Because digital cameras are now being marketed alongside other technologies the two year trade-show epiphanies are getting shorter. Every year we have CES and every two years we have Photokina, and now theres NAB and numerous other smaller events which all bring new release dates closer together.
At the end of the day we buy these things to make pictures, and the quality of the pictures has got to a point which is way ahead of the flexibility of film in about 70% of applications. 35mm film for professional use is dead because digital is more flexible, so toy cameras rule the 35mm market, enthusiasts mop up out of date junk films and spit out hipster art disposable mementos. The race is for the 50mp point with 4k output which will eat into the medium format realm. In 4-6 years Sony and Canon will have 60-100mp cameras and that will be the end of all film and photography will have transitioned completely into digital. Remember, in 2004 when sony entered into negotiations with Minolta, they said that within ten years they would be camera manufacturer #1 or #2, they make all the sensors for everyone except Canon and Leica and some of the exotic medium & large format cameras.

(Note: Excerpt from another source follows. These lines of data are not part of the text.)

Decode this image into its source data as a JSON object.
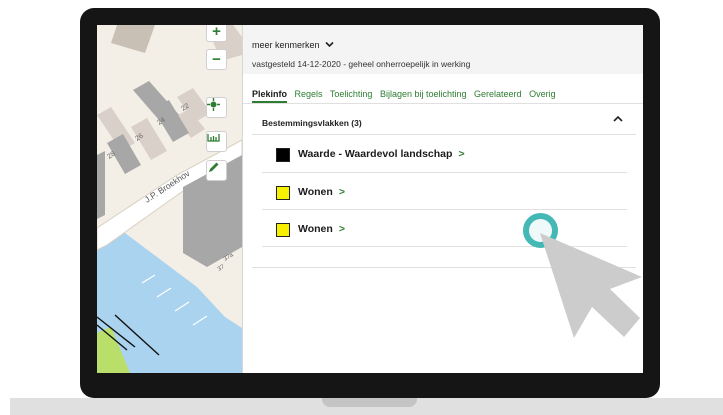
{
  "colors": {
    "accent": "#2e7d32",
    "swatch_black": "#000000",
    "swatch_yellow": "#f7f000",
    "water": "#aad3ef",
    "click_ring": "#43b8b4",
    "cursor": "#cccccc"
  },
  "map": {
    "street_label": "J.P. Broekhov",
    "house_numbers": [
      "28",
      "26",
      "24",
      "22",
      "37",
      "37a"
    ],
    "buttons": [
      {
        "name": "zoom-in",
        "glyph": "+"
      },
      {
        "name": "zoom-out",
        "glyph": "−"
      },
      {
        "name": "locate",
        "icon": "crosshair-icon"
      },
      {
        "name": "measure",
        "icon": "ruler-icon"
      },
      {
        "name": "draw",
        "icon": "pencil-icon"
      }
    ]
  },
  "panel": {
    "more_features": "meer kenmerken",
    "more_features_icon": "chevron-down-icon",
    "established": "vastgesteld 14-12-2020 - geheel onherroepelijk in werking",
    "tabs": [
      "Plekinfo",
      "Regels",
      "Toelichting",
      "Bijlagen bij toelichting",
      "Gerelateerd",
      "Overig"
    ],
    "active_tab": "Plekinfo",
    "section": {
      "title": "Bestemmingsvlakken (3)",
      "collapse_icon": "chevron-up-icon",
      "chevron_glyph": ">",
      "items": [
        {
          "label": "Waarde - Waardevol landschap",
          "swatch": "#000000"
        },
        {
          "label": "Wonen",
          "swatch": "#f7f000"
        },
        {
          "label": "Wonen",
          "swatch": "#f7f000"
        }
      ]
    }
  }
}
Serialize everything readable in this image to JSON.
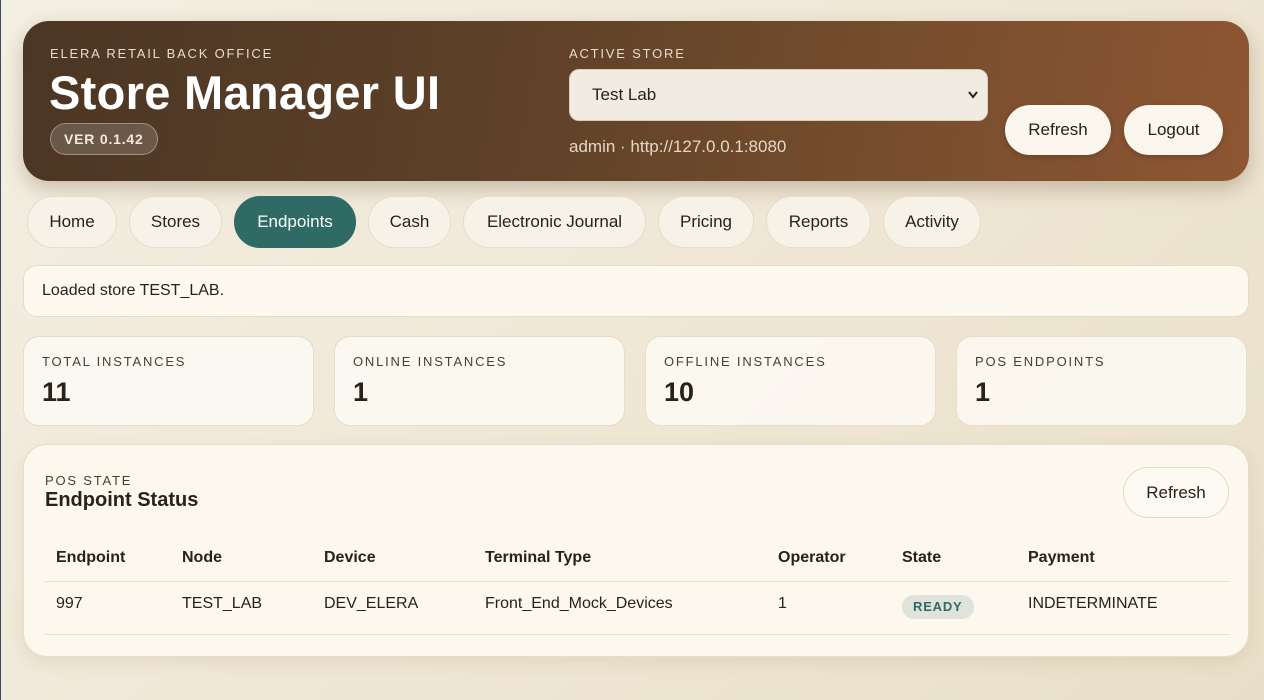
{
  "header": {
    "kicker": "ELERA RETAIL BACK OFFICE",
    "title": "Store Manager UI",
    "version": "VER 0.1.42",
    "store_kicker": "ACTIVE STORE",
    "store_selected": "Test Lab",
    "store_meta": "admin · http://127.0.0.1:8080",
    "refresh_label": "Refresh",
    "logout_label": "Logout"
  },
  "tabs": [
    {
      "label": "Home"
    },
    {
      "label": "Stores"
    },
    {
      "label": "Endpoints",
      "active": true
    },
    {
      "label": "Cash"
    },
    {
      "label": "Electronic Journal"
    },
    {
      "label": "Pricing"
    },
    {
      "label": "Reports"
    },
    {
      "label": "Activity"
    }
  ],
  "notice": "Loaded store TEST_LAB.",
  "stats": [
    {
      "label": "TOTAL INSTANCES",
      "value": "11"
    },
    {
      "label": "ONLINE INSTANCES",
      "value": "1"
    },
    {
      "label": "OFFLINE INSTANCES",
      "value": "10"
    },
    {
      "label": "POS ENDPOINTS",
      "value": "1"
    }
  ],
  "panel": {
    "kicker": "POS STATE",
    "title": "Endpoint Status",
    "refresh_label": "Refresh",
    "columns": [
      "Endpoint",
      "Node",
      "Device",
      "Terminal Type",
      "Operator",
      "State",
      "Payment"
    ],
    "rows": [
      [
        "997",
        "TEST_LAB",
        "DEV_ELERA",
        "Front_End_Mock_Devices",
        "1",
        "READY",
        "INDETERMINATE"
      ]
    ]
  },
  "colors": {
    "accent": "#2f6b64",
    "header_brown": "#5e4128",
    "background": "#f4efe3"
  }
}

It blows me away that in December 2013 Sony announced the A7 & A7r, and they weren’t on shelves until March and used prices were floating at $1600 and $2200 and in just the last 6 weeks you can now buy a new A7r for $1825 and a used A7 for $1100… those prices are going to fall again in September when Photokina happens, they will settle within 2 months Until January when CES show happens and the pro-deals happen, and then they will fall again. By the end of summer 2015 you will be able to buy a used A7 for $700……………………..
I’ve been back from India just over a year now, back living in the US and in that time its been a real struggle, both on a personal level and financially.
Looking back on that time, a half-year spent in India, thinking about it and thinking about how much I miss it, and yearn for the Utopian chaos to run through my veins once more.
I have edited my photography over and over trying to extract the essence of the experience. However the personal journey that India was to me, has obscured my objectivity, something that only time can distill.
I have started once again on the editing process, going back over the audio recordings I made, and in doing so, had an epiphany about the work. I realize that I have no choice but to go back to India, and capture more audio, this time with an expanded kit. And to dedicate much more time and effort into making quality environmental recordings.
Audio recordings offer a taste of reality that video and photography simply cannot touch. Where video has to be constructed to make a compelling presentation, and photography provides specificity, and depth, that depth is within just that contextual intimacy.
Audio offers a living reality of time based exploration. Audio treats the consciousness to a wide layered mental vision, one that the mind is intrinsically connected to, there is no learning to listen, whereas there is learning to read photographs.
This Location Sound during the Anup Jalota concert at Pilot Baba’s Ashram camp 2013 Maha Kumbh Mela, Sangam Allahabad, Uttar Pradesh India. I had decided to walk around the sector 9 area where the ashram was located, about 7 miles from the actual main bathing area.
You can hear all of the local sounds, and the far distant sounds of the millions (130,000,000 to be more accurate) of pilgrims who existed at the ‘city’. Headphones highly recommended. Sit back and enjoy the Mela as I did for thirteen minutes.